| NEW YORK, July 10
NEW YORK, July 10 Oil prices jumped on Wednesday
after a sharp drop in U.S. fuel stockpiles, and copper and gold
closed firm as the dollar fell on signs the Federal Reserve may
extend its economic stimulus.
Among crops, U.S. new-crop soybean futures rose to a nearly
three-week high on concerns that rains in the eastern Midwest
would prevent farmers from planting the last of their acres.
Raw sugar turned lower after data from Brazil showed hefty
sugar output in the world's top grower, despite a slowdown in
cane crushing expected by traders due to rains.
The 19-commodity Thomson Reuters-Jefferies CRB index
settled up nearly 1 percent for its biggest daily gain
in nearly five weeks.
"The markets have moved quite a bit lower over the course of
June and have likely priced in a good amount of the negative
news that has come our way over the past few weeks. They are,
therefore, due for a modest bounce from here," Edward Meir,
metals analyst at INTL FC Stone, wrote in his daily commentary.
U.S. crude oil's front-month contract settled up
$2.99, or nearly 3 percent, at $106.52 a barrel.
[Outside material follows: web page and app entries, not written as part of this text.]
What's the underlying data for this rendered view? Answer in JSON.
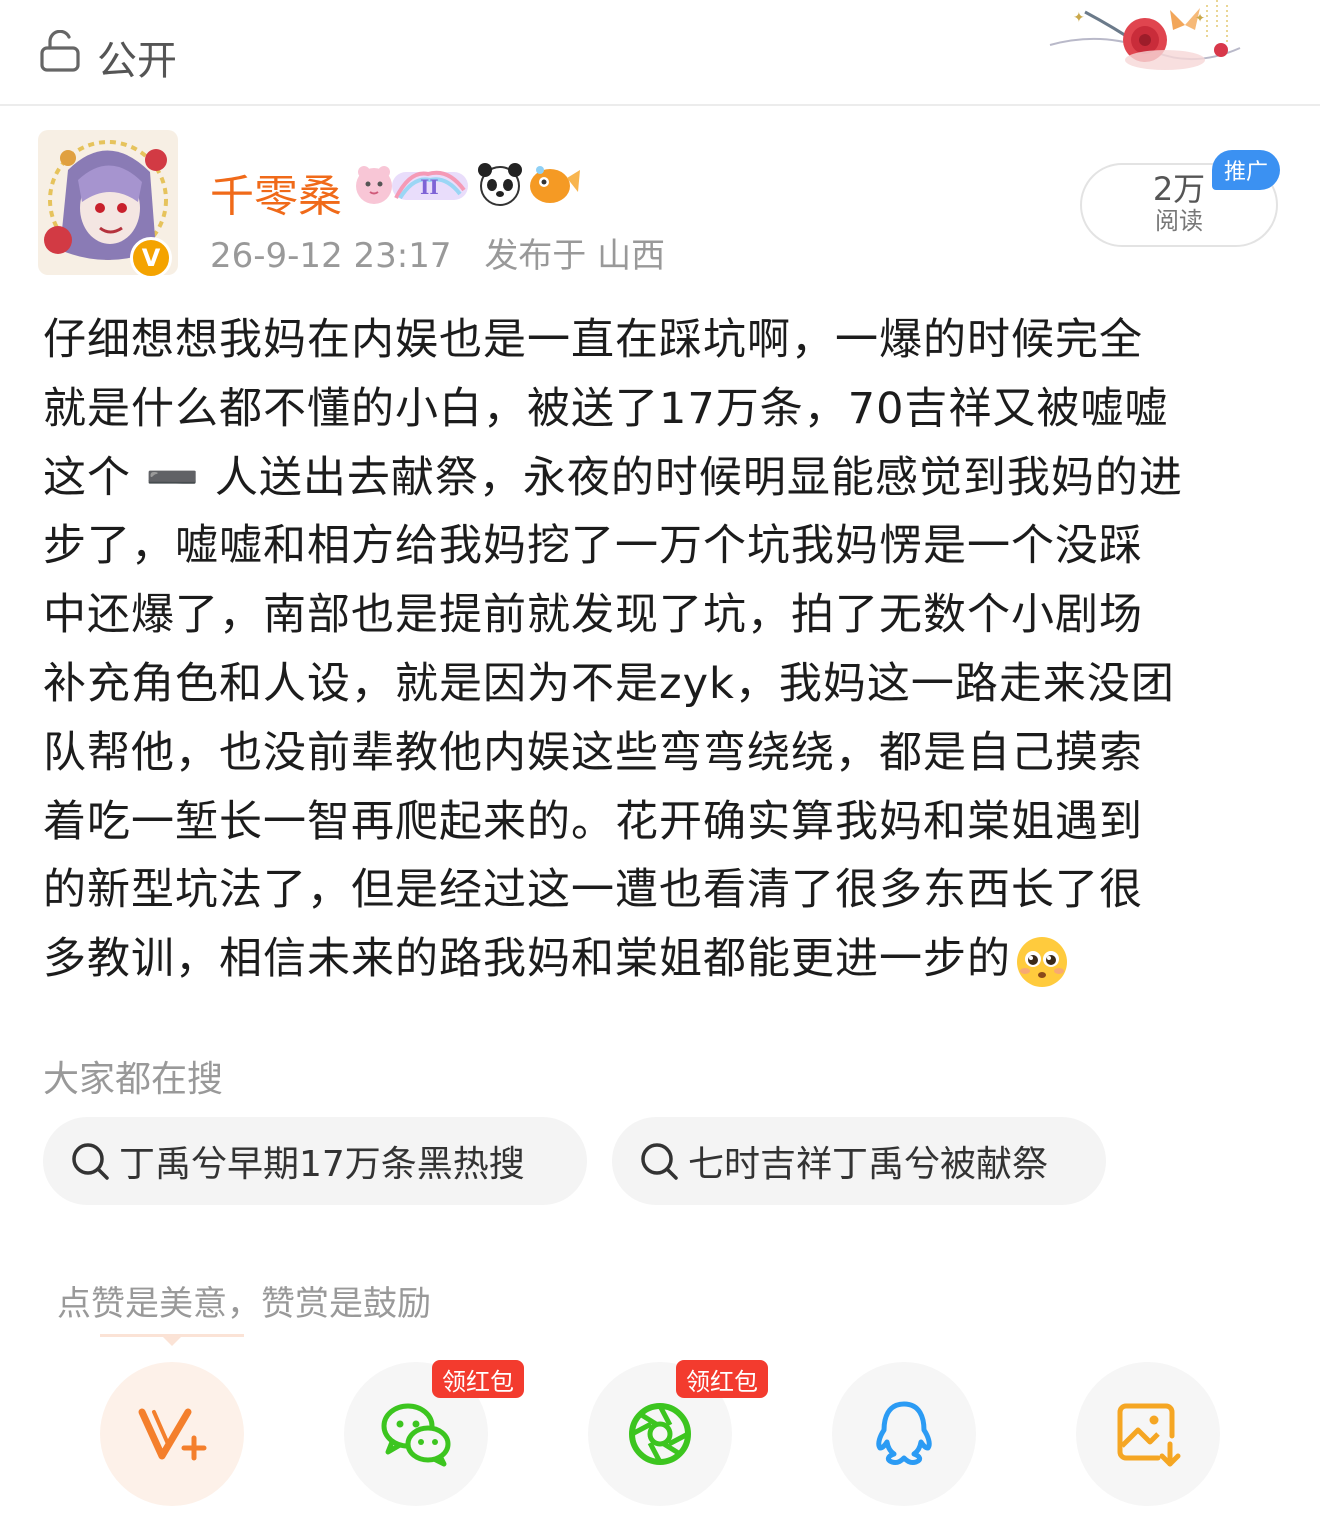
{
  "header": {
    "visibility_label": "公开",
    "lock_icon": "lock-open-icon",
    "decoration": "rose-butterfly-decoration"
  },
  "author": {
    "name": "千零桑",
    "badges": [
      "heart-bear-badge",
      "rainbow-level-badge",
      "panda-icon",
      "goldfish-icon"
    ],
    "timestamp": "26-9-12 23:17",
    "location": "发布于 山西",
    "verified_mark": "V"
  },
  "reads": {
    "count": "2万",
    "label": "阅读",
    "promo_label": "推广"
  },
  "post": {
    "lines": [
      "仔细想想我妈在内娱也是一直在踩坑啊，一爆的时候完全",
      "就是什么都不懂的小白，被送了17万条，70吉祥又被嘘嘘",
      "这个 ➖ 人送出去献祭，永夜的时候明显能感觉到我妈的进",
      "步了，嘘嘘和相方给我妈挖了一万个坑我妈愣是一个没踩",
      "中还爆了，南部也是提前就发现了坑，拍了无数个小剧场",
      "补充角色和人设，就是因为不是zyk，我妈这一路走来没团",
      "队帮他，也没前辈教他内娱这些弯弯绕绕，都是自己摸索",
      "着吃一堑长一智再爬起来的。花开确实算我妈和棠姐遇到",
      "的新型坑法了，但是经过这一遭也看清了很多东西长了很",
      "多教训，相信未来的路我妈和棠姐都能更进一步的"
    ],
    "trailing_emoji": "pleading-face-emoji"
  },
  "search": {
    "heading": "大家都在搜",
    "chips": [
      {
        "icon": "search-icon",
        "text": "丁禹兮早期17万条黑热搜"
      },
      {
        "icon": "search-icon",
        "text": "七时吉祥丁禹兮被献祭"
      }
    ]
  },
  "reward": {
    "hint": "点赞是美意，赞赏是鼓励"
  },
  "share": {
    "buttons": [
      {
        "icon": "v-plus-reward-icon",
        "badge": ""
      },
      {
        "icon": "wechat-icon",
        "badge": "领红包"
      },
      {
        "icon": "wechat-moments-icon",
        "badge": "领红包"
      },
      {
        "icon": "qq-icon",
        "badge": ""
      },
      {
        "icon": "save-image-icon",
        "badge": ""
      }
    ]
  },
  "colors": {
    "username": "#f06a19",
    "promo": "#3b91f2",
    "red_packet": "#f33b2e",
    "wechat": "#3cc51f",
    "qq": "#2b9bf4",
    "save": "#f5a623",
    "reward": "#f47f2c"
  }
}
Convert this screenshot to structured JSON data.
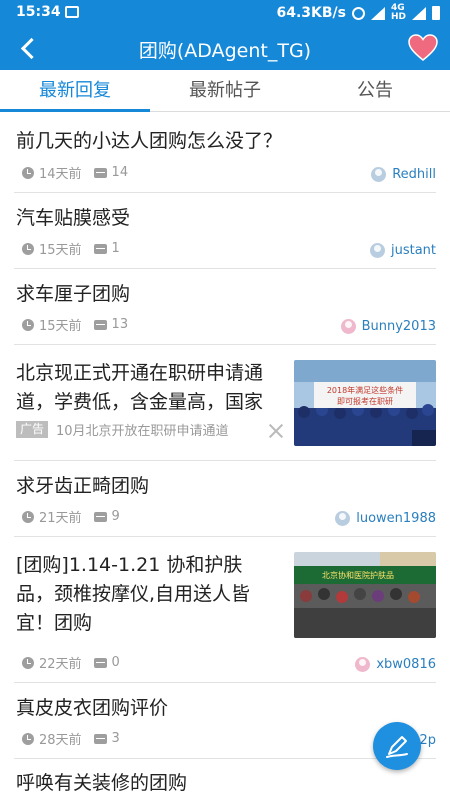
{
  "status": {
    "time": "15:34",
    "speed": "64.3KB/s",
    "net_top": "4G",
    "net_bottom": "HD"
  },
  "header": {
    "title": "团购(ADAgent_TG)"
  },
  "tabs": [
    {
      "label": "最新回复",
      "active": true
    },
    {
      "label": "最新帖子",
      "active": false
    },
    {
      "label": "公告",
      "active": false
    }
  ],
  "posts": [
    {
      "title": "前几天的小达人团购怎么没了？",
      "time": "14天前",
      "comments": "14",
      "user": "Redhill"
    },
    {
      "title": "汽车贴膜感受",
      "time": "15天前",
      "comments": "1",
      "user": "justant"
    },
    {
      "title": "求车厘子团购",
      "time": "15天前",
      "comments": "13",
      "user": "Bunny2013"
    },
    {
      "title": "北京现正式开通在职研申请通道，学费低，含金量高，国家",
      "ad_tag": "广告",
      "ad_sub": "10月北京开放在职研申请通道",
      "image_text_1": "2018年满足这些条件",
      "image_text_2": "即可报考在职研"
    },
    {
      "title": "求牙齿正畸团购",
      "time": "21天前",
      "comments": "9",
      "user": "luowen1988"
    },
    {
      "title": "[团购]1.14-1.21 协和护肤品，颈椎按摩仪,自用送人皆宜！团购",
      "time": "22天前",
      "comments": "0",
      "user": "xbw0816",
      "image_text": "北京协和医院护肤品"
    },
    {
      "title": "真皮皮衣团购评价",
      "time": "28天前",
      "comments": "3",
      "user": "2p"
    },
    {
      "title": "呼唤有关装修的团购"
    }
  ],
  "colors": {
    "brand": "#1688d8",
    "link": "#2a7fbf",
    "heart": "#f06a7f"
  }
}
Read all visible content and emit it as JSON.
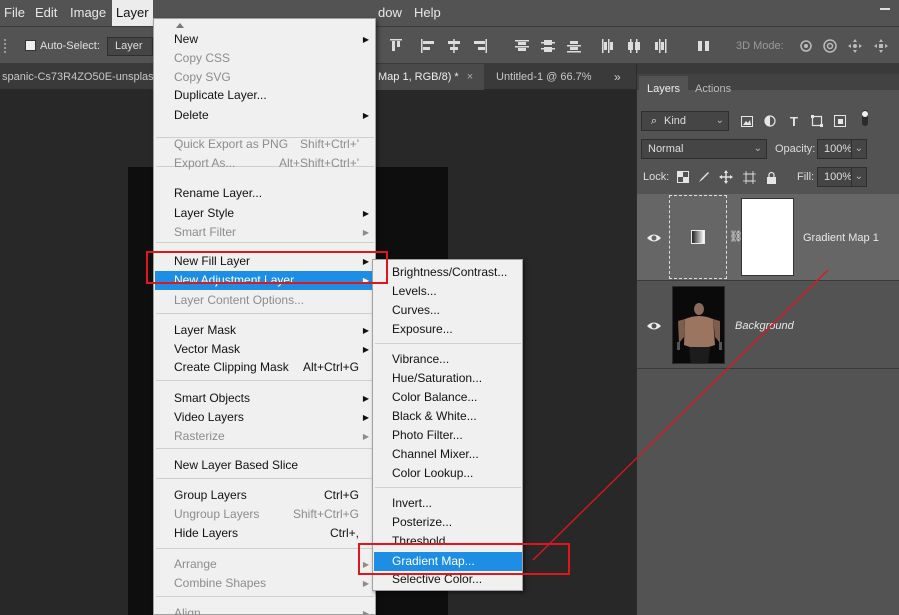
{
  "menubar": {
    "items": [
      "File",
      "Edit",
      "Image",
      "Layer",
      "Window",
      "Help"
    ],
    "visible_partial": [
      "dow"
    ]
  },
  "options": {
    "auto_select_label": "Auto-Select:",
    "auto_select_value": "Layer",
    "mode_label": "3D Mode:"
  },
  "tabs": [
    {
      "label": "spanic-Cs73R4ZO50E-unsplas"
    },
    {
      "label": "Map 1, RGB/8) *",
      "close": "×"
    },
    {
      "label": "Untitled-1 @ 66.7%"
    }
  ],
  "tab_more": "»",
  "panel": {
    "tabs": [
      "Layers",
      "Actions"
    ],
    "filter_kind": "Kind",
    "blend_mode": "Normal",
    "opacity_label": "Opacity:",
    "opacity_value": "100%",
    "lock_label": "Lock:",
    "fill_label": "Fill:",
    "fill_value": "100%",
    "layers": [
      {
        "name": "Gradient Map 1"
      },
      {
        "name": "Background"
      }
    ]
  },
  "layer_menu": [
    {
      "label": "New",
      "arrow": true
    },
    {
      "label": "Copy CSS",
      "disabled": true
    },
    {
      "label": "Copy SVG",
      "disabled": true
    },
    {
      "label": "Duplicate Layer..."
    },
    {
      "label": "Delete",
      "arrow": true
    },
    {
      "label": "Quick Export as PNG",
      "shortcut": "Shift+Ctrl+'",
      "disabled": true
    },
    {
      "label": "Export As...",
      "shortcut": "Alt+Shift+Ctrl+'",
      "disabled": true
    },
    {
      "label": "Rename Layer..."
    },
    {
      "label": "Layer Style",
      "arrow": true
    },
    {
      "label": "Smart Filter",
      "arrow": true,
      "disabled": true
    },
    {
      "label": "New Fill Layer",
      "arrow": true
    },
    {
      "label": "New Adjustment Layer",
      "arrow": true,
      "highlighted": true
    },
    {
      "label": "Layer Content Options...",
      "disabled": true
    },
    {
      "label": "Layer Mask",
      "arrow": true
    },
    {
      "label": "Vector Mask",
      "arrow": true
    },
    {
      "label": "Create Clipping Mask",
      "shortcut": "Alt+Ctrl+G"
    },
    {
      "label": "Smart Objects",
      "arrow": true
    },
    {
      "label": "Video Layers",
      "arrow": true
    },
    {
      "label": "Rasterize",
      "arrow": true,
      "disabled": true
    },
    {
      "label": "New Layer Based Slice"
    },
    {
      "label": "Group Layers",
      "shortcut": "Ctrl+G"
    },
    {
      "label": "Ungroup Layers",
      "shortcut": "Shift+Ctrl+G",
      "disabled": true
    },
    {
      "label": "Hide Layers",
      "shortcut": "Ctrl+,"
    },
    {
      "label": "Arrange",
      "arrow": true,
      "disabled": true
    },
    {
      "label": "Combine Shapes",
      "arrow": true,
      "disabled": true
    },
    {
      "label": "Align",
      "arrow": true,
      "disabled": true
    }
  ],
  "adjustment_menu": [
    {
      "label": "Brightness/Contrast..."
    },
    {
      "label": "Levels..."
    },
    {
      "label": "Curves..."
    },
    {
      "label": "Exposure..."
    },
    {
      "label": "Vibrance..."
    },
    {
      "label": "Hue/Saturation..."
    },
    {
      "label": "Color Balance..."
    },
    {
      "label": "Black & White..."
    },
    {
      "label": "Photo Filter..."
    },
    {
      "label": "Channel Mixer..."
    },
    {
      "label": "Color Lookup..."
    },
    {
      "label": "Invert..."
    },
    {
      "label": "Posterize..."
    },
    {
      "label": "Threshold..."
    },
    {
      "label": "Gradient Map...",
      "highlighted": true
    },
    {
      "label": "Selective Color..."
    }
  ],
  "colors": {
    "highlight": "#1e8ee4",
    "annotation": "#e0161b",
    "panel_bg": "#535353",
    "canvas_bg": "#282828"
  }
}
It had surged
to a 16-month high of $106.66 earlier.
The rally in oil came after data showing U.S. crude
inventories plunging about 10 million barrels for a second week
in a row, highlighting the unexpectedly rapid tightening of the
market after three years of pent-up supply due to a dramatic
resurgence in domestic production.
London's Brent crude closed up 70 cents, or 0.7
percent, at $108.51 a barrel.
Gold and copper ended in positive territory after minutes
from the Federal Reserve's June meeting showed many officials
wanting more reassurance that the job market was on solid ground
before withdrawing the central bank's economic stimulus.
The spot price of bullion was up half a percent late
afternoon in New York, hovering at around $1,251 an ounce, after
rising as much as 1 percent earlier.
Three-month copper on the London Metal Exchange,
untraded at the close, was bid at $6,825 per tonne, up from
$6,730 at the close on Tuesday.
Copper was partly bolstered by hopes the People's Bank of
China might resort to monetary easing or other stimulus measures
to lift the country's economy after data showing a drop in
Chinese exports in June. China is the No. 1 copper consumer,
accounting for as much as 40 percent of global refined demand.
(Editing by Marguerita Choy)